I’ve asked this question of dozens of groups of teachers over the past year or so, and the answers tend to cluster around the same set of ideas:
Thankfully, the response ‘because it’s part of the assessment’ doesn’t come up very often. It’s good to know that practical work is being done for its own sake in many classrooms up and down the country.
The purpose of practical work is an area that has been much theorised and written about. In 2014, Peter Main included a number of purposes of practical work in his design criteria for a physics curriculum, published in School Science Review (PDF) (number 352, page 46). Daniel Domin identified four different styles of practical instruction, encouraging thinking about how different types of activity can support the different intended outcomes.
In designing the OCR model for the Practical Endorsement in the reformed science A Levels, we wanted to support this range of approaches to practical work. Our model is flexible, allowing teachers to choose their approach to each activity, deciding what outcomes they want to focus on in each case and what style of activity will work best for that purpose. But for those who want more support and the peace of mind of knowing that they will cover all the required skills and techniques, we have produced a range of activities (available from Interchange) which teachers can use. These activities also follow a range of approaches, and so ensure we are supporting all those different reasons for doing practical work (see also Steve Evans and Neil Wade’s article in School Science Review) (PDF) (number 357, page 59).
For example, in my subject (chemistry) we have three activities on qualitative analysis of ions – Practical Activity Group 4 in our Endorsement model. One activity takes an expository approach, providing a set of steps that students follow in order to identify an unknown solution. The focus is on demonstrating a scientific method – you can indeed use this procedure to find out the identity of a solution! – and it can also be used to develop manipulative skills. The other activities are problem-based, asking students to decide what tests they will carry out and how this will allow them to determine the identity of their solutions.
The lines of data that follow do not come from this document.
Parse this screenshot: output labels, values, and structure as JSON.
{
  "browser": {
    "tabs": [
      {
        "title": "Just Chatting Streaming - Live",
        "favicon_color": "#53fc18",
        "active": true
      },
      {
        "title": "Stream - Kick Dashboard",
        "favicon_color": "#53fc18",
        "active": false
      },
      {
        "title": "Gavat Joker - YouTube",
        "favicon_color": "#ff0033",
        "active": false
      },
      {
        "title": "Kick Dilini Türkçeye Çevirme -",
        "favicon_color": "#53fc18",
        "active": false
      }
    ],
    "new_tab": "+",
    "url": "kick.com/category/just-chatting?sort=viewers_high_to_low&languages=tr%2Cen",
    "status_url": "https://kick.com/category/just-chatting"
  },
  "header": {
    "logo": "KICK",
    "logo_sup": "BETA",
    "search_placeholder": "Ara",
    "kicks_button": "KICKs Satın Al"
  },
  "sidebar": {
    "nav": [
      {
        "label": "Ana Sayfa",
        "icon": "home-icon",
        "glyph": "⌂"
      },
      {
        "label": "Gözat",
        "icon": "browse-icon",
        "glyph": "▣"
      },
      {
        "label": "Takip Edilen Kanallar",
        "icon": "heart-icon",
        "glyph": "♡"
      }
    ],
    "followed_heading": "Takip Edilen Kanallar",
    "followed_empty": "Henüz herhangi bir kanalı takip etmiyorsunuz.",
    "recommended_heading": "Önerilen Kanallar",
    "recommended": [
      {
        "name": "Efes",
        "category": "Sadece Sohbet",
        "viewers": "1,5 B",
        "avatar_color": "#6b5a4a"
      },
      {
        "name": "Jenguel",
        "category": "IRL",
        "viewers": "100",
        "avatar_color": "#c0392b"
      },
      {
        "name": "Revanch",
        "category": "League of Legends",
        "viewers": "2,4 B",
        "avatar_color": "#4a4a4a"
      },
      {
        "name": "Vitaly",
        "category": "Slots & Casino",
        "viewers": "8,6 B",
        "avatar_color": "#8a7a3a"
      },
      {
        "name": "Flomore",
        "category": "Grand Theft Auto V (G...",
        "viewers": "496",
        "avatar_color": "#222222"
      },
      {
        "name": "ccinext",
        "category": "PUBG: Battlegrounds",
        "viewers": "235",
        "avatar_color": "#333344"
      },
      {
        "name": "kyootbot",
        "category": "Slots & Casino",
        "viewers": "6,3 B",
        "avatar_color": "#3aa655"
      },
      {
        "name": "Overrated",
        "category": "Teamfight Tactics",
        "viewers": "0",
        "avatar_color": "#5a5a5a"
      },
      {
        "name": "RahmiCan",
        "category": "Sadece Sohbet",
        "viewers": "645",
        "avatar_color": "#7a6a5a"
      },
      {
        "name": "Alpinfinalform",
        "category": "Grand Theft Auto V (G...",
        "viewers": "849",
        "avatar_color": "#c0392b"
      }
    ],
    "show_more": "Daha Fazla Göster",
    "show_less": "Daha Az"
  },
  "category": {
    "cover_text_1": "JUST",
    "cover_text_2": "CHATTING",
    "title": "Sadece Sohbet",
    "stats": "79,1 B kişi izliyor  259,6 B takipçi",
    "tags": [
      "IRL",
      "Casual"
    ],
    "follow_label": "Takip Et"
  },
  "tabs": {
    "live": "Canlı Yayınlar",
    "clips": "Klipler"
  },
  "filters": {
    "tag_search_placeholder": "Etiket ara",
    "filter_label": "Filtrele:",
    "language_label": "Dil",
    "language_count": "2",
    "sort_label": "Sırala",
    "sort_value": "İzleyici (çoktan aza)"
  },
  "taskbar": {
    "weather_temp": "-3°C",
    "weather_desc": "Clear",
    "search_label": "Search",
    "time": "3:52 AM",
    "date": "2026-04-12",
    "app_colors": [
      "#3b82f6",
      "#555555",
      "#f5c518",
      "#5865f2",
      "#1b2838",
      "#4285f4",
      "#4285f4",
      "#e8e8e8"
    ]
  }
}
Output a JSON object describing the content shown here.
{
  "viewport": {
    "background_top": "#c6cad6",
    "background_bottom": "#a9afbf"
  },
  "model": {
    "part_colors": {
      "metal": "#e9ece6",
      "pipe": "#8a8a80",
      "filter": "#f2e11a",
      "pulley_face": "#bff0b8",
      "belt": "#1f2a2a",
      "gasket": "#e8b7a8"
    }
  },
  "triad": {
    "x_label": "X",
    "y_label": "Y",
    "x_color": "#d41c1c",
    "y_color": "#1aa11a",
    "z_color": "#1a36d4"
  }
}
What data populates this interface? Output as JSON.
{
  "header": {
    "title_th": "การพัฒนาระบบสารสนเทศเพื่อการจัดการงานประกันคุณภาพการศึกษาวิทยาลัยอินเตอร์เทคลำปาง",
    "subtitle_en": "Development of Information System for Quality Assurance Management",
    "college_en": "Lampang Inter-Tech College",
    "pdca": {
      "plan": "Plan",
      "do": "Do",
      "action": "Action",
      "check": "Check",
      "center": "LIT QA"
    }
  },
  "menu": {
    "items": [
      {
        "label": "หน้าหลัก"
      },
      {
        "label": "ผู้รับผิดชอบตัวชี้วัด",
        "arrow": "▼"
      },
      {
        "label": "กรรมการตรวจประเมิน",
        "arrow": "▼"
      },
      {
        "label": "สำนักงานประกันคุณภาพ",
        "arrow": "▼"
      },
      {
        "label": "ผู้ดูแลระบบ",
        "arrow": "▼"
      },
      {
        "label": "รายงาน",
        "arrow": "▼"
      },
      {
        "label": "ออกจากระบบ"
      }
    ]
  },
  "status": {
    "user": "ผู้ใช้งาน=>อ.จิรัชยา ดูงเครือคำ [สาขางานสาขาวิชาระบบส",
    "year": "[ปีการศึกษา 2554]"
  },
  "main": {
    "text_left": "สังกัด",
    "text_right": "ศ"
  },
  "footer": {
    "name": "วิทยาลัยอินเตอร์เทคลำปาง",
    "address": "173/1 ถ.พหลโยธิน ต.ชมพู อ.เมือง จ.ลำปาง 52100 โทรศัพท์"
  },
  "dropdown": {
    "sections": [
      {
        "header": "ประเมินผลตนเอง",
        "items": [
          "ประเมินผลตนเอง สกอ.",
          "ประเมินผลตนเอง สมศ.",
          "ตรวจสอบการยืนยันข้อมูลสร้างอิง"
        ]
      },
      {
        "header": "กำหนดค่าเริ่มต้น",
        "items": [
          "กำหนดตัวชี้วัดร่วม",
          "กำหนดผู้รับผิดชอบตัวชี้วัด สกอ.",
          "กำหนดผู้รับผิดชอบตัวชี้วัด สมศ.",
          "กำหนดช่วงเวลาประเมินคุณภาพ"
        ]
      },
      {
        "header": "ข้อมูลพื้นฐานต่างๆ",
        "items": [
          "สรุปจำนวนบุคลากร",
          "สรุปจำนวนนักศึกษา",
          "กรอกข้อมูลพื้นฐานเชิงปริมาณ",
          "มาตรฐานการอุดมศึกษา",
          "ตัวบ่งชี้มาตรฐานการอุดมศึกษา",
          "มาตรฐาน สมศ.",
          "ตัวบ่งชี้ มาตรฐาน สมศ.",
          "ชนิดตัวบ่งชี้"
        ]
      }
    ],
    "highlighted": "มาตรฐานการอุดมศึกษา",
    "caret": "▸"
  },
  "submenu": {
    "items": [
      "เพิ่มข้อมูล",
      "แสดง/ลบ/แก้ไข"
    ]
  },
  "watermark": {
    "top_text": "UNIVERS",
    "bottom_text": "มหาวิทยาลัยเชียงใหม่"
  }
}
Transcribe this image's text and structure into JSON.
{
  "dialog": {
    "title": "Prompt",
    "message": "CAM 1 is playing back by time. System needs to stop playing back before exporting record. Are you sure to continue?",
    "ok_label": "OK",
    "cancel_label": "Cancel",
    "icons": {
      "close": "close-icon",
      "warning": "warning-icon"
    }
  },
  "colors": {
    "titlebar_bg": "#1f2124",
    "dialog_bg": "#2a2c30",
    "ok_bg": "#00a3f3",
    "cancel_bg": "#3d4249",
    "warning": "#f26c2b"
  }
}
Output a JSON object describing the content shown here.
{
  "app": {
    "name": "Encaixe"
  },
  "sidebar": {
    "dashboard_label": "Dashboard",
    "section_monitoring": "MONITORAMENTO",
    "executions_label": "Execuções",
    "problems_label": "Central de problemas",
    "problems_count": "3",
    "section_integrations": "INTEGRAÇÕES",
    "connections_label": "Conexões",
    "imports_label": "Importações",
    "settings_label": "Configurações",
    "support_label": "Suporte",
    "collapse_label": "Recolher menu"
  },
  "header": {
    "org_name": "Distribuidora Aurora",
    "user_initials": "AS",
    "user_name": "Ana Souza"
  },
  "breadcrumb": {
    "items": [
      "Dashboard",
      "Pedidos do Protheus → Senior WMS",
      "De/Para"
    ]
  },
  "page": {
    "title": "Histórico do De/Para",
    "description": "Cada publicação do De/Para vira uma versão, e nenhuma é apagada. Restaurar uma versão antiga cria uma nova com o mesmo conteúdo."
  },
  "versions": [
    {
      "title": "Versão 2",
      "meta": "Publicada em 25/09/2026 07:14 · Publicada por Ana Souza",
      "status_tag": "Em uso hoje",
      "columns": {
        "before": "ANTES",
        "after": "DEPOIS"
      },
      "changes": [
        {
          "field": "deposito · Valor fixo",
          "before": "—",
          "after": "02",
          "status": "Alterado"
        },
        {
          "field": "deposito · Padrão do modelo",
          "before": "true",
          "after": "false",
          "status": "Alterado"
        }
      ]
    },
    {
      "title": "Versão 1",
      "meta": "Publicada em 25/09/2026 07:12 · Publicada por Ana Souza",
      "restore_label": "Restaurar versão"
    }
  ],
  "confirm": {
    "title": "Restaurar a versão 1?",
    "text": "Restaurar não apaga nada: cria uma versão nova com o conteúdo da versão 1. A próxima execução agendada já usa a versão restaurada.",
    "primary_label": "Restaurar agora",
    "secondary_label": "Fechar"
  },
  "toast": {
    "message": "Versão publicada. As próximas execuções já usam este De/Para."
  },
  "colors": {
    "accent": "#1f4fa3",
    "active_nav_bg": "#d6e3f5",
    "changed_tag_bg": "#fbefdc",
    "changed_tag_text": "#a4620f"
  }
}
The focus here is on developing investigative skills.
So we have thought carefully about how we can make sure teachers can fulfil the requirements of the Practical Endorsement in a way that makes sense in terms of teaching approach, rather than as an ‘add-on’. But we want to know how this works out in reality, and so we’re doing a bit of research of our own as explained by Frances Wilson in the latest issue of Science Spotlight (PDF) (page 18). Initial findings show some differences in teachers’ views on practical work between GCSE and A Level, and across the science subjects. It will be interesting to see if there are any changes as the reformed specifications bed in.
If you want more guidance on how coverage of the Practical Endorsement can be embedded in teaching of the science A Levels, you may be interested in signing up for one of our CPD events on ‘Incorporating practical activity into teaching the new specifications’. Find out more on the CPD Hub.
Daniele Gibney - Subject Specialist - GCE Chemistry
Daniele has been with OCR as a GCE Chemistry Subject Specialist since March 2014. In that role she is the first port of call for teachers who have questions about specifications or assessment, and she loves getting into exchanges of ideas about how to introduce particular topics in the classroom, or embed the teaching of certain skills. Daniele has a background in educational publishing, having worked on textbooks and support materials for science education from primary to post-16.
When not having conversations about how brilliant chemistry is, she is usually either trying to keep up with her Open University degree in Social Sciences, making things out of yarn, or watching rugby or Formula 1. Frequently all three at once.